However, many of the big Swiss brands just couldn’t sustain on their own or with their respective groups, and thus we saw the merger of SSIH and ASUAG into SMH, or Société de Microélectronique et d’Horlogerie. This merger, which took place in 1983, was overseen by a world-renowned watch consultant named Nicholas Hayek. While this is occuring, the ETA group finds themselves at the tail end of the development of a quartz movement of their own, one that contains only 51 parts instead of the typical 91. They dubbed this piece the “Simple Watch,” or “Swatch” for short. It debuted in March of 1983 for all of $39.

Swatch GB402   Source:    Squiggly’s Watch World

Swatch GB402

Source: Squiggly’s Watch World

Upon its release, the Swatch was a total hit. People the world over were fawning over the simple little disposable quartz watch and, as luck would have it, this success motivated Hayek to restructure SMH, take it private and out of the hands of the banks, and become its first CEO. All of these factors compounded together set the stage for the Swiss to reenter the watch world as a force to be reckoned with once again.

Once the company positioned itself as such, they began to make some of their acquisitions that will become more familiar to those who know the current structure of the group. In 1992, the company acquired Blancpain, and in 1998 they officially rebrand themselves from SMH to the Swatch Group. Then, in 1999, they purchased and integrated Breguet into the group. With that, the group officially had the majority of the structure we know today, minus a couple of brands.






Current Swatch Group Line-Up   Source: Nicolas G. Hayek Watchmaking School

Current Swatch Group Line-Up

Source: Nicolas G. Hayek Watchmaking School

By many, the Swatch Group brands are considered innovators of the highest order. This kind of innovation is most clearly seen through two examples: the Omega Co-Axial escapement and the Swatch Sistem51 movement (a mechanical movement that is entirely autonomously produced and features the signature 51 components that most Swatches do). However, they aren’t on top of the world just yet.
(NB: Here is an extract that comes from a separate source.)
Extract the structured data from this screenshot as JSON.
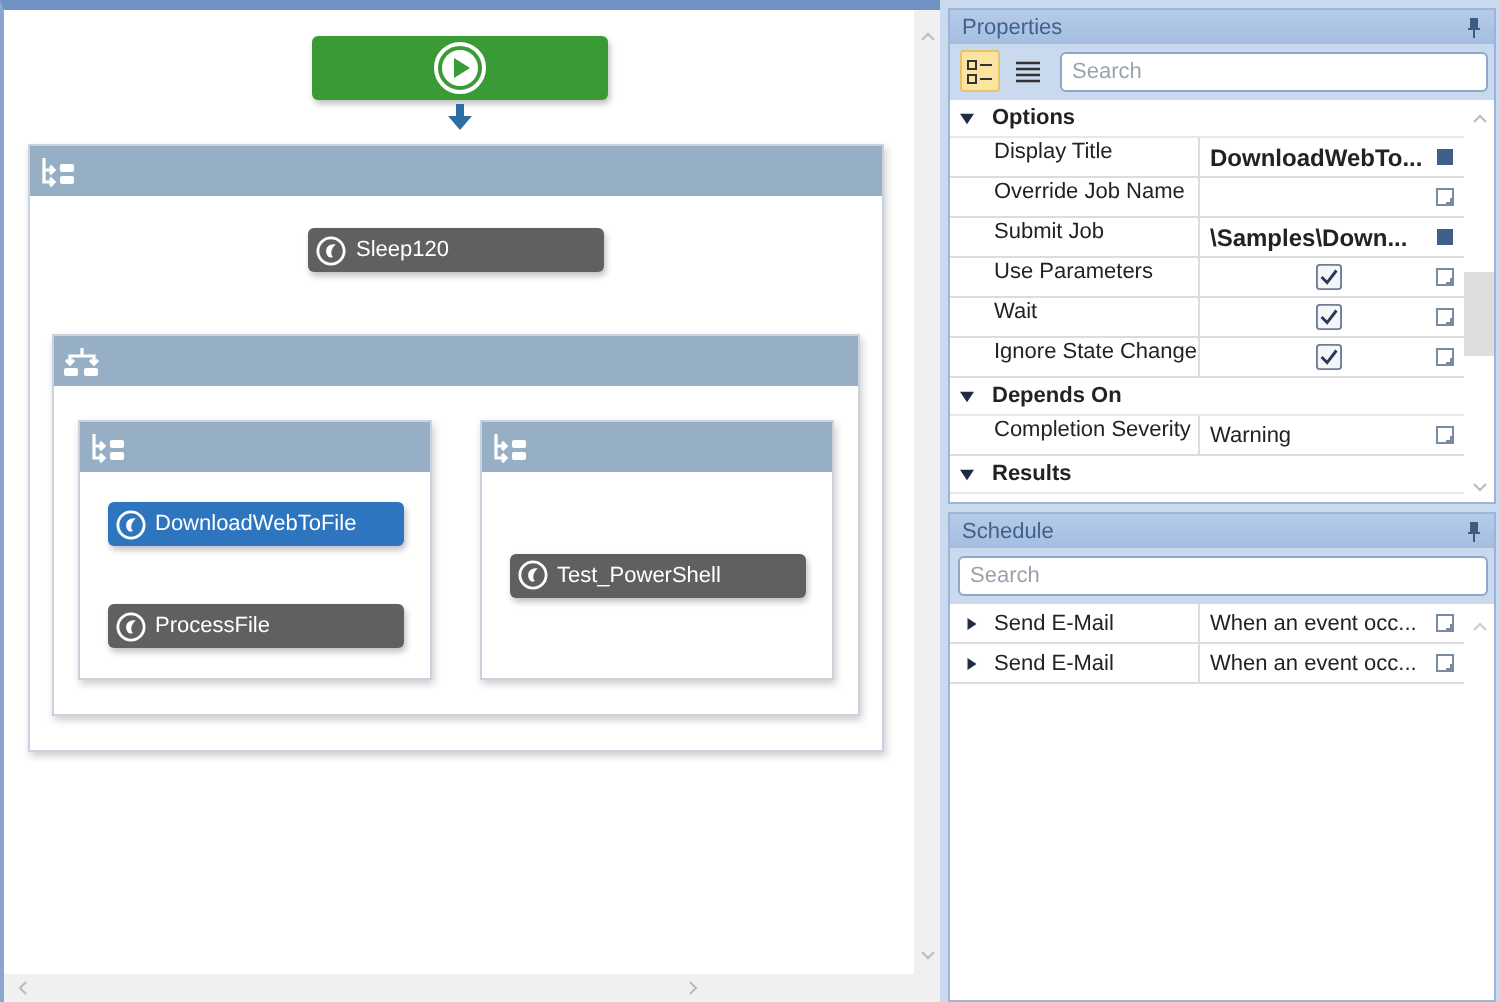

As has been talked about to death both in articles I’ve written and in videos by Jon, the biggest threat to the Swiss watch industry as an enterprise (that is to say, as an industry producing a product for consumers and not just something for watch geeks to fawn over) is the ration of brands popping up seemingly out of people’s bedrooms overnight, often founded on Kickstarter and entirely reliant on stellar Instagram and Facebook marketing to succeed. And succeed they do. The Swatch Group missed an opportunity to truly capture the market of young, internet savvy professionals and students who want a very simple, stylish watch without having to pay through the nose, and they just totally botched it. Even now, with Tissot’s Swissmatic line, a line that seems purpose built for those looking for a higher quality, mechanical alternative to Daniel Wellington and MVMT, they still can’t quite hit the youth of the world the way they should be able to. Only time will tell if they wise up and figure it out, or if they’re going to have to totally restructure themselves just to keep on surviving.    

Post Written by Logan Hannen, video script and sourcing by Jon Shanahan